▶ _Assignment_: Repeat each entry below exactly, omitting any picture it holds.

Interface dataset entries
##############################

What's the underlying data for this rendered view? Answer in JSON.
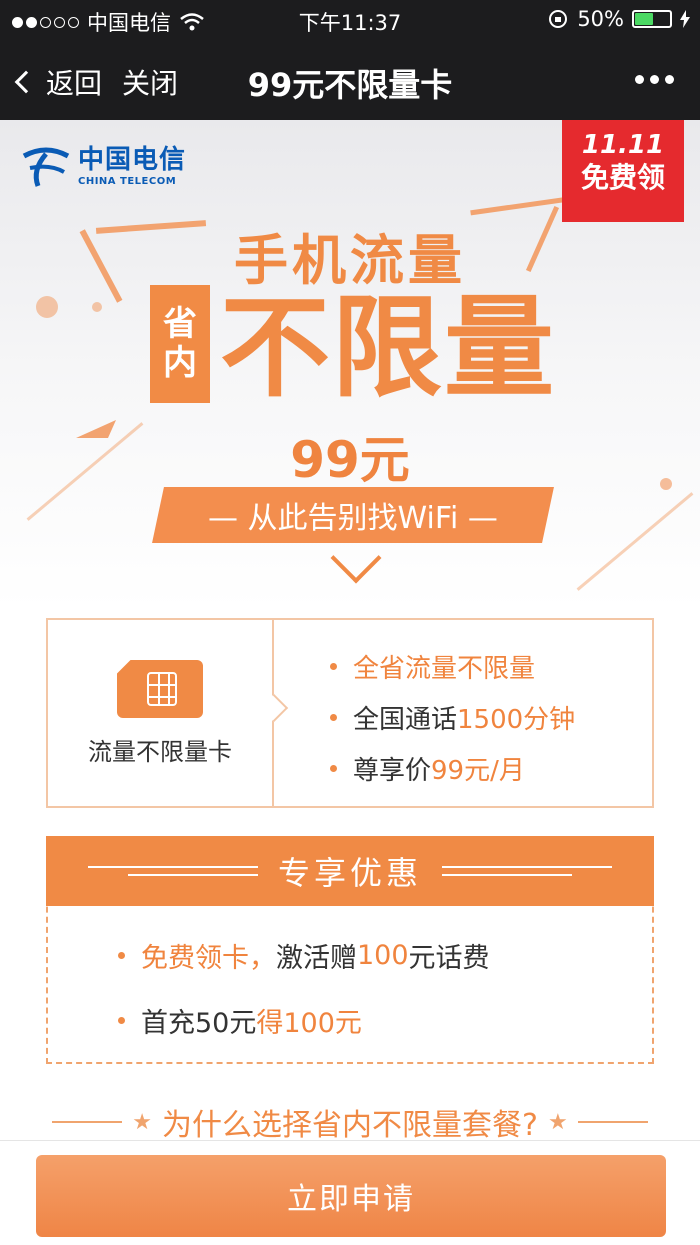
{
  "status_bar": {
    "carrier": "中国电信",
    "time": "下午11:37",
    "battery": "50%",
    "battery_level": 0.5
  },
  "nav": {
    "back_label": "返回",
    "close_label": "关闭",
    "title": "99元不限量卡"
  },
  "hero": {
    "logo_cn": "中国电信",
    "logo_en": "CHINA TELECOM",
    "ribbon_top": "11.11",
    "ribbon_bottom": "免费领",
    "headline": "手机流量",
    "tag_line1": "省",
    "tag_line2": "内",
    "big_text": "不限量",
    "price": "99元",
    "slogan": "— 从此告别找WiFi —"
  },
  "card": {
    "label": "流量不限量卡",
    "bullets": [
      {
        "plain": "",
        "accent": "全省流量不限量"
      },
      {
        "plain": "全国通话",
        "accent": "1500分钟"
      },
      {
        "plain": "尊享价",
        "accent": "99元/月"
      }
    ]
  },
  "promo": {
    "title": "专享优惠",
    "items": [
      {
        "accent": "免费领卡，",
        "plain": "激活赠",
        "accent2": "100",
        "plain2": "元话费"
      },
      {
        "plain": "首充50元",
        "accent": "得100元"
      }
    ]
  },
  "why": {
    "text": "为什么选择省内不限量套餐?"
  },
  "action": {
    "apply_label": "立即申请"
  },
  "colors": {
    "accent": "#f08a45",
    "ribbon": "#e52a2e",
    "logo_blue": "#0a5bb5"
  }
}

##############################

▶ _Exercise answer_:
What's the underlying data for this rendered view? Answer in JSON.
{
  "status_bar": {
    "carrier": "中国电信",
    "time": "下午11:37",
    "battery": "50%",
    "battery_level": 0.5
  },
  "nav": {
    "back_label": "返回",
    "close_label": "关闭",
    "title": "99元不限量卡"
  },
  "hero": {
    "logo_cn": "中国电信",
    "logo_en": "CHINA TELECOM",
    "ribbon_top": "11.11",
    "ribbon_bottom": "免费领",
    "headline": "手机流量",
    "tag_line1": "省",
    "tag_line2": "内",
    "big_text": "不限量",
    "price": "99元",
    "slogan": "— 从此告别找WiFi —"
  },
  "card": {
    "label": "流量不限量卡",
    "bullets": [
      {
        "plain": "",
        "accent": "全省流量不限量"
      },
      {
        "plain": "全国通话",
        "accent": "1500分钟"
      },
      {
        "plain": "尊享价",
        "accent": "99元/月"
      }
    ]
  },
  "promo": {
    "title": "专享优惠",
    "items": [
      {
        "accent": "免费领卡，",
        "plain": "激活赠",
        "accent2": "100",
        "plain2": "元话费"
      },
      {
        "plain": "首充50元",
        "accent": "得100元"
      }
    ]
  },
  "why": {
    "text": "为什么选择省内不限量套餐?"
  },
  "action": {
    "apply_label": "立即申请"
  },
  "colors": {
    "accent": "#f08a45",
    "ribbon": "#e52a2e",
    "logo_blue": "#0a5bb5"
  }
}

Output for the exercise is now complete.